WHAT TO WORK ON: Copy out all the records, word for word.

SUPPLIED DATA:

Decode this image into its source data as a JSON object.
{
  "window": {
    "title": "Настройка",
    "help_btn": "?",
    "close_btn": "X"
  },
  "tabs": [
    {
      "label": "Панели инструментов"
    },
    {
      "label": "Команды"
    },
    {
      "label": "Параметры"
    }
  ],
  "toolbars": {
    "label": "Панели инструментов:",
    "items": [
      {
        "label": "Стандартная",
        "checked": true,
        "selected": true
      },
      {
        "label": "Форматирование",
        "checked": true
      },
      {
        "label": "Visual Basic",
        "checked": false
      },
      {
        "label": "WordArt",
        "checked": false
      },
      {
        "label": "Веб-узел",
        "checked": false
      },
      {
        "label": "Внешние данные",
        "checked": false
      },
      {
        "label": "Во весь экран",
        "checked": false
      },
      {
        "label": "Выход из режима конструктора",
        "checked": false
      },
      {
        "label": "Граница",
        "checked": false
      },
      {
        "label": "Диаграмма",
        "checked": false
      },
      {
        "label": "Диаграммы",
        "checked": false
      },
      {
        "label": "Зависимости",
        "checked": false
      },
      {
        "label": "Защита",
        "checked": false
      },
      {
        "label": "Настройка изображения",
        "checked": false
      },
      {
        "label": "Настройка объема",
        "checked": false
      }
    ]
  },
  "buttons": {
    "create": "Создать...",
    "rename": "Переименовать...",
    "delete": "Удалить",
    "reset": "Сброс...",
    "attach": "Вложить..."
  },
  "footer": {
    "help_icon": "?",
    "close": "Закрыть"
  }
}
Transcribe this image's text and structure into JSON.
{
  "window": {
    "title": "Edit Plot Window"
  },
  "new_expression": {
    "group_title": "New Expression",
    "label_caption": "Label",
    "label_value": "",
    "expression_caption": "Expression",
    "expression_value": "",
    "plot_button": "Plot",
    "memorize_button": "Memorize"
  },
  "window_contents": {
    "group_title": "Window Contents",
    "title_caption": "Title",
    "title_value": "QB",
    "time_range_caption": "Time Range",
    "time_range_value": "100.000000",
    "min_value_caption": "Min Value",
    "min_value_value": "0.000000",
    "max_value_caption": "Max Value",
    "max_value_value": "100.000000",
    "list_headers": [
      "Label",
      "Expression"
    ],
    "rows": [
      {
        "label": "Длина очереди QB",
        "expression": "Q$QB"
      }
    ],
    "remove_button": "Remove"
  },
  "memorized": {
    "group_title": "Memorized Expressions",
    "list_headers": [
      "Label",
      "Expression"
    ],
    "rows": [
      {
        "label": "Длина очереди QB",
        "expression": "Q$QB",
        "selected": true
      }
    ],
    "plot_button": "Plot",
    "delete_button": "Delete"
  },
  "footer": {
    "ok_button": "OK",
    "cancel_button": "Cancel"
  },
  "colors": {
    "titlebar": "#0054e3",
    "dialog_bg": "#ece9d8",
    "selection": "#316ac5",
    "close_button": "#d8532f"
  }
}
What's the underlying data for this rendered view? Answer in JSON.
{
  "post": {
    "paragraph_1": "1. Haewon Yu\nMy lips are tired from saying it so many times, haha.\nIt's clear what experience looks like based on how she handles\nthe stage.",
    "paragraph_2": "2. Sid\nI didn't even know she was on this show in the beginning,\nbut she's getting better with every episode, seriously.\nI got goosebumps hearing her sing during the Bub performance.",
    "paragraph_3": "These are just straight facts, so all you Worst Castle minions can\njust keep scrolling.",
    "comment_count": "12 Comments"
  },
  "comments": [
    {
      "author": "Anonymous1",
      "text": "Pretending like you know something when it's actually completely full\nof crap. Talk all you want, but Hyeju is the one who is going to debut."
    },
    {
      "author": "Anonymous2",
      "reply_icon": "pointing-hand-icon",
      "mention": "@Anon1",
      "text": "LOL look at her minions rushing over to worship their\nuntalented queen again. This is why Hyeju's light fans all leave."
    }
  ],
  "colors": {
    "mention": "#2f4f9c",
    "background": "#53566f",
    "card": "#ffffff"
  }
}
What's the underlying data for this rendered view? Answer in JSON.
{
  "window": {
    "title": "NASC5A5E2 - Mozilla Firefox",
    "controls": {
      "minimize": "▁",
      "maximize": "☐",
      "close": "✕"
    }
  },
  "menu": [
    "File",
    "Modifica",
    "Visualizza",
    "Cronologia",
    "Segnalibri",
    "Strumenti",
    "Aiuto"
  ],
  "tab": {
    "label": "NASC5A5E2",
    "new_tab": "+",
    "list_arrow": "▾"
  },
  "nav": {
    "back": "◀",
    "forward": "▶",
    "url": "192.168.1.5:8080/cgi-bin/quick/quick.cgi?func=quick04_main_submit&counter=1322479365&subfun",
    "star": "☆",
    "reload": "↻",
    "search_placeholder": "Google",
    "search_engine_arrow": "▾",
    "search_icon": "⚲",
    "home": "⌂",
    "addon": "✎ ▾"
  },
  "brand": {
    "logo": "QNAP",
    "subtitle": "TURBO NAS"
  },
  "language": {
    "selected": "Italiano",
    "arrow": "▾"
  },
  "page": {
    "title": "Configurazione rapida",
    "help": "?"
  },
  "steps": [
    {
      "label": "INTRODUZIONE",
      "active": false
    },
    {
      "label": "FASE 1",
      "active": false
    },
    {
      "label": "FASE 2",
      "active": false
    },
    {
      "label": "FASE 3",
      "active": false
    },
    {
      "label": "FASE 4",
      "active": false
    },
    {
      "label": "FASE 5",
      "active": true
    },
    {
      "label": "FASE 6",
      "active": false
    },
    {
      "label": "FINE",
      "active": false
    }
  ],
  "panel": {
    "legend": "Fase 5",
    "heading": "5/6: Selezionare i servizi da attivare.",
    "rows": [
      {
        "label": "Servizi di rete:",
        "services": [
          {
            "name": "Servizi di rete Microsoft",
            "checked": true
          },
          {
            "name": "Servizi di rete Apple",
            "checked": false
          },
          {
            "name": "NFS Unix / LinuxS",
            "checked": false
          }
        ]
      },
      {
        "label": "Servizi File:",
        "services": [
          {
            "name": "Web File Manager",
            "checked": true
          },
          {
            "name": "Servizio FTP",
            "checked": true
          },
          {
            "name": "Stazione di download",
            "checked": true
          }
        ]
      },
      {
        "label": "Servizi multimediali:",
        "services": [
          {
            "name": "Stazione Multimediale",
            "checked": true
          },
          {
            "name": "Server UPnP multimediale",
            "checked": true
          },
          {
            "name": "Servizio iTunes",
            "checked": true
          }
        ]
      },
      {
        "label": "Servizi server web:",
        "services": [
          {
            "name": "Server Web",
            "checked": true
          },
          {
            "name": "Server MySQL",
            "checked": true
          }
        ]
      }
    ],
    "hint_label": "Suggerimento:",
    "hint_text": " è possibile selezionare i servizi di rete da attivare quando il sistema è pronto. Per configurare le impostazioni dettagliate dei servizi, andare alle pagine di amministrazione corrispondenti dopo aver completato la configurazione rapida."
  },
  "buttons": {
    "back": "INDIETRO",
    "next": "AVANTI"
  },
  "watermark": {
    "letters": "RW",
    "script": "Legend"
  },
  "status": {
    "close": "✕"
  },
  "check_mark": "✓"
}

ANSWER FOR THIS EXERCISE:
Decode this image into its source data as a JSON object.
{
  "window": {
    "title": "Настройка",
    "help_btn": "?",
    "close_btn": "X"
  },
  "tabs": [
    {
      "label": "Панели инструментов"
    },
    {
      "label": "Команды"
    },
    {
      "label": "Параметры"
    }
  ],
  "toolbars": {
    "label": "Панели инструментов:",
    "items": [
      {
        "label": "Стандартная",
        "checked": true,
        "selected": true
      },
      {
        "label": "Форматирование",
        "checked": true
      },
      {
        "label": "Visual Basic",
        "checked": false
      },
      {
        "label": "WordArt",
        "checked": false
      },
      {
        "label": "Веб-узел",
        "checked": false
      },
      {
        "label": "Внешние данные",
        "checked": false
      },
      {
        "label": "Во весь экран",
        "checked": false
      },
      {
        "label": "Выход из режима конструктора",
        "checked": false
      },
      {
        "label": "Граница",
        "checked": false
      },
      {
        "label": "Диаграмма",
        "checked": false
      },
      {
        "label": "Диаграммы",
        "checked": false
      },
      {
        "label": "Зависимости",
        "checked": false
      },
      {
        "label": "Защита",
        "checked": false
      },
      {
        "label": "Настройка изображения",
        "checked": false
      },
      {
        "label": "Настройка объема",
        "checked": false
      }
    ]
  },
  "buttons": {
    "create": "Создать...",
    "rename": "Переименовать...",
    "delete": "Удалить",
    "reset": "Сброс...",
    "attach": "Вложить..."
  },
  "footer": {
    "help_icon": "?",
    "close": "Закрыть"
  }
}
Transcribe this image's text and structure into JSON.
{
  "window": {
    "title": "Edit Plot Window"
  },
  "new_expression": {
    "group_title": "New Expression",
    "label_caption": "Label",
    "label_value": "",
    "expression_caption": "Expression",
    "expression_value": "",
    "plot_button": "Plot",
    "memorize_button": "Memorize"
  },
  "window_contents": {
    "group_title": "Window Contents",
    "title_caption": "Title",
    "title_value": "QB",
    "time_range_caption": "Time Range",
    "time_range_value": "100.000000",
    "min_value_caption": "Min Value",
    "min_value_value": "0.000000",
    "max_value_caption": "Max Value",
    "max_value_value": "100.000000",
    "list_headers": [
      "Label",
      "Expression"
    ],
    "rows": [
      {
        "label": "Длина очереди QB",
        "expression": "Q$QB"
      }
    ],
    "remove_button": "Remove"
  },
  "memorized": {
    "group_title": "Memorized Expressions",
    "list_headers": [
      "Label",
      "Expression"
    ],
    "rows": [
      {
        "label": "Длина очереди QB",
        "expression": "Q$QB",
        "selected": true
      }
    ],
    "plot_button": "Plot",
    "delete_button": "Delete"
  },
  "footer": {
    "ok_button": "OK",
    "cancel_button": "Cancel"
  },
  "colors": {
    "titlebar": "#0054e3",
    "dialog_bg": "#ece9d8",
    "selection": "#316ac5",
    "close_button": "#d8532f"
  }
}
What's the underlying data for this rendered view? Answer in JSON.
{
  "post": {
    "paragraph_1": "1. Haewon Yu\nMy lips are tired from saying it so many times, haha.\nIt's clear what experience looks like based on how she handles\nthe stage.",
    "paragraph_2": "2. Sid\nI didn't even know she was on this show in the beginning,\nbut she's getting better with every episode, seriously.\nI got goosebumps hearing her sing during the Bub performance.",
    "paragraph_3": "These are just straight facts, so all you Worst Castle minions can\njust keep scrolling.",
    "comment_count": "12 Comments"
  },
  "comments": [
    {
      "author": "Anonymous1",
      "text": "Pretending like you know something when it's actually completely full\nof crap. Talk all you want, but Hyeju is the one who is going to debut."
    },
    {
      "author": "Anonymous2",
      "reply_icon": "pointing-hand-icon",
      "mention": "@Anon1",
      "text": "LOL look at her minions rushing over to worship their\nuntalented queen again. This is why Hyeju's light fans all leave."
    }
  ],
  "colors": {
    "mention": "#2f4f9c",
    "background": "#53566f",
    "card": "#ffffff"
  }
}
What's the underlying data for this rendered view? Answer in JSON.
{
  "window": {
    "title": "NASC5A5E2 - Mozilla Firefox",
    "controls": {
      "minimize": "▁",
      "maximize": "☐",
      "close": "✕"
    }
  },
  "menu": [
    "File",
    "Modifica",
    "Visualizza",
    "Cronologia",
    "Segnalibri",
    "Strumenti",
    "Aiuto"
  ],
  "tab": {
    "label": "NASC5A5E2",
    "new_tab": "+",
    "list_arrow": "▾"
  },
  "nav": {
    "back": "◀",
    "forward": "▶",
    "url": "192.168.1.5:8080/cgi-bin/quick/quick.cgi?func=quick04_main_submit&counter=1322479365&subfun",
    "star": "☆",
    "reload": "↻",
    "search_placeholder": "Google",
    "search_engine_arrow": "▾",
    "search_icon": "⚲",
    "home": "⌂",
    "addon": "✎ ▾"
  },
  "brand": {
    "logo": "QNAP",
    "subtitle": "TURBO NAS"
  },
  "language": {
    "selected": "Italiano",
    "arrow": "▾"
  },
  "page": {
    "title": "Configurazione rapida",
    "help": "?"
  },
  "steps": [
    {
      "label": "INTRODUZIONE",
      "active": false
    },
    {
      "label": "FASE 1",
      "active": false
    },
    {
      "label": "FASE 2",
      "active": false
    },
    {
      "label": "FASE 3",
      "active": false
    },
    {
      "label": "FASE 4",
      "active": false
    },
    {
      "label": "FASE 5",
      "active": true
    },
    {
      "label": "FASE 6",
      "active": false
    },
    {
      "label": "FINE",
      "active": false
    }
  ],
  "panel": {
    "legend": "Fase 5",
    "heading": "5/6: Selezionare i servizi da attivare.",
    "rows": [
      {
        "label": "Servizi di rete:",
        "services": [
          {
            "name": "Servizi di rete Microsoft",
            "checked": true
          },
          {
            "name": "Servizi di rete Apple",
            "checked": false
          },
          {
            "name": "NFS Unix / LinuxS",
            "checked": false
          }
        ]
      },
      {
        "label": "Servizi File:",
        "services": [
          {
            "name": "Web File Manager",
            "checked": true
          },
          {
            "name": "Servizio FTP",
            "checked": true
          },
          {
            "name": "Stazione di download",
            "checked": true
          }
        ]
      },
      {
        "label": "Servizi multimediali:",
        "services": [
          {
            "name": "Stazione Multimediale",
            "checked": true
          },
          {
            "name": "Server UPnP multimediale",
            "checked": true
          },
          {
            "name": "Servizio iTunes",
            "checked": true
          }
        ]
      },
      {
        "label": "Servizi server web:",
        "services": [
          {
            "name": "Server Web",
            "checked": true
          },
          {
            "name": "Server MySQL",
            "checked": true
          }
        ]
      }
    ],
    "hint_label": "Suggerimento:",
    "hint_text": " è possibile selezionare i servizi di rete da attivare quando il sistema è pronto. Per configurare le impostazioni dettagliate dei servizi, andare alle pagine di amministrazione corrispondenti dopo aver completato la configurazione rapida."
  },
  "buttons": {
    "back": "INDIETRO",
    "next": "AVANTI"
  },
  "watermark": {
    "letters": "RW",
    "script": "Legend"
  },
  "status": {
    "close": "✕"
  },
  "check_mark": "✓"
}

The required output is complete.